- _Available data_
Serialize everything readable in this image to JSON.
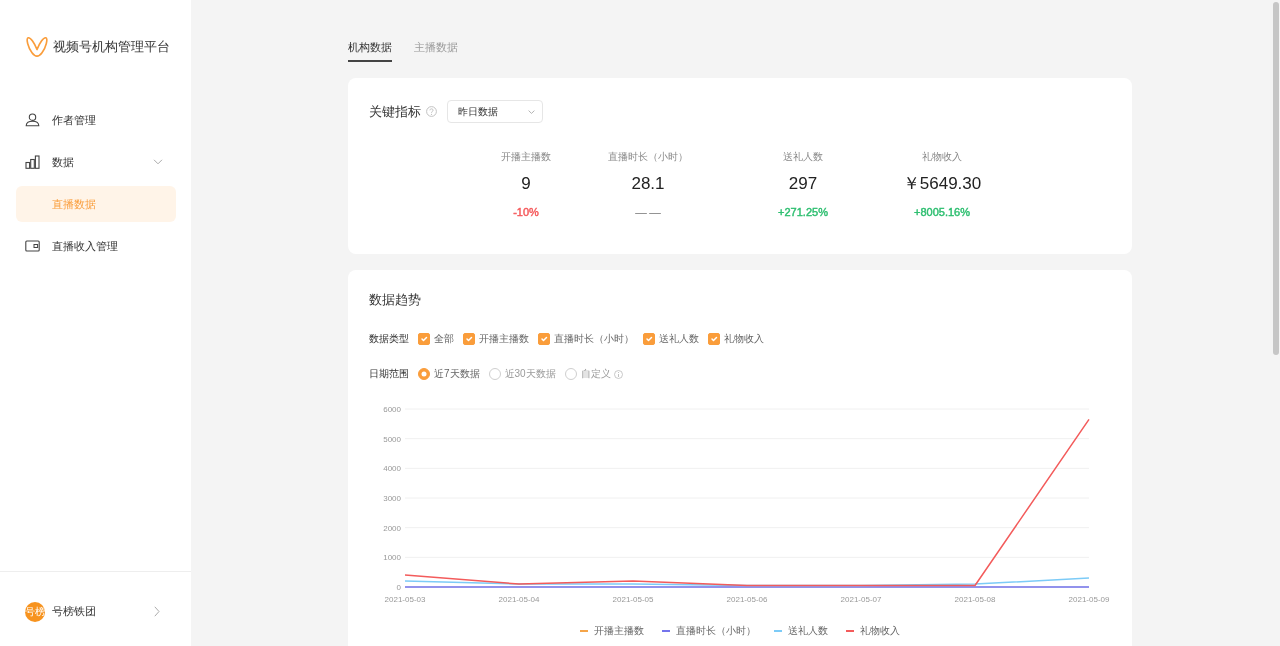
{
  "sidebar": {
    "app_title": "视频号机构管理平台",
    "menu": [
      {
        "label": "作者管理",
        "selected": false
      },
      {
        "label": "数据",
        "selected": false,
        "expanded": true,
        "children": [
          {
            "label": "直播数据",
            "selected": true
          }
        ]
      },
      {
        "label": "直播收入管理",
        "selected": false
      }
    ],
    "account": {
      "avatar_text": "号榜",
      "name": "号榜铁团"
    }
  },
  "tabs": [
    {
      "label": "机构数据",
      "selected": true
    },
    {
      "label": "主播数据",
      "selected": false
    }
  ],
  "key_metrics": {
    "title": "关键指标",
    "period_select": {
      "value": "昨日数据"
    },
    "metrics": [
      {
        "label": "开播主播数",
        "value": "9",
        "change": "-10%",
        "color": "#f5595b"
      },
      {
        "label": "直播时长（小时）",
        "value": "28.1",
        "change": "— —",
        "color": "#888888"
      },
      {
        "label": "送礼人数",
        "value": "297",
        "change": "+271.25%",
        "color": "#2fbf71"
      },
      {
        "label": "礼物收入",
        "value": "￥5649.30",
        "change": "+8005.16%",
        "color": "#2fbf71"
      }
    ]
  },
  "trend": {
    "title": "数据趋势",
    "data_type": {
      "label": "数据类型",
      "options": [
        {
          "label": "全部",
          "checked": true
        },
        {
          "label": "开播主播数",
          "checked": true
        },
        {
          "label": "直播时长（小时）",
          "checked": true
        },
        {
          "label": "送礼人数",
          "checked": true
        },
        {
          "label": "礼物收入",
          "checked": true
        }
      ]
    },
    "date_range": {
      "label": "日期范围",
      "options": [
        {
          "label": "近7天数据",
          "selected": true,
          "info": false
        },
        {
          "label": "近30天数据",
          "selected": false,
          "info": false
        },
        {
          "label": "自定义",
          "selected": false,
          "info": true
        }
      ]
    },
    "chart_data": {
      "type": "line",
      "grid": true,
      "categories": [
        "2021-05-03",
        "2021-05-04",
        "2021-05-05",
        "2021-05-06",
        "2021-05-07",
        "2021-05-08",
        "2021-05-09"
      ],
      "series": [
        {
          "name": "开播主播数",
          "color": "#f5a54a",
          "values": [
            null,
            null,
            null,
            null,
            null,
            null,
            null
          ]
        },
        {
          "name": "直播时长（小时）",
          "color": "#7474ec",
          "values": [
            0,
            0,
            0,
            0,
            0,
            0,
            0
          ]
        },
        {
          "name": "送礼人数",
          "color": "#7ccbf7",
          "values": [
            200,
            100,
            100,
            50,
            50,
            100,
            300
          ]
        },
        {
          "name": "礼物收入",
          "color": "#f35b5b",
          "values": [
            400,
            100,
            200,
            50,
            50,
            50,
            5650
          ]
        }
      ],
      "ylim": [
        0,
        6000
      ],
      "yticks": [
        0,
        1000,
        2000,
        3000,
        4000,
        5000,
        6000
      ]
    }
  }
}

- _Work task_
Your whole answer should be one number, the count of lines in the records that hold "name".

- _Exercise solution_
5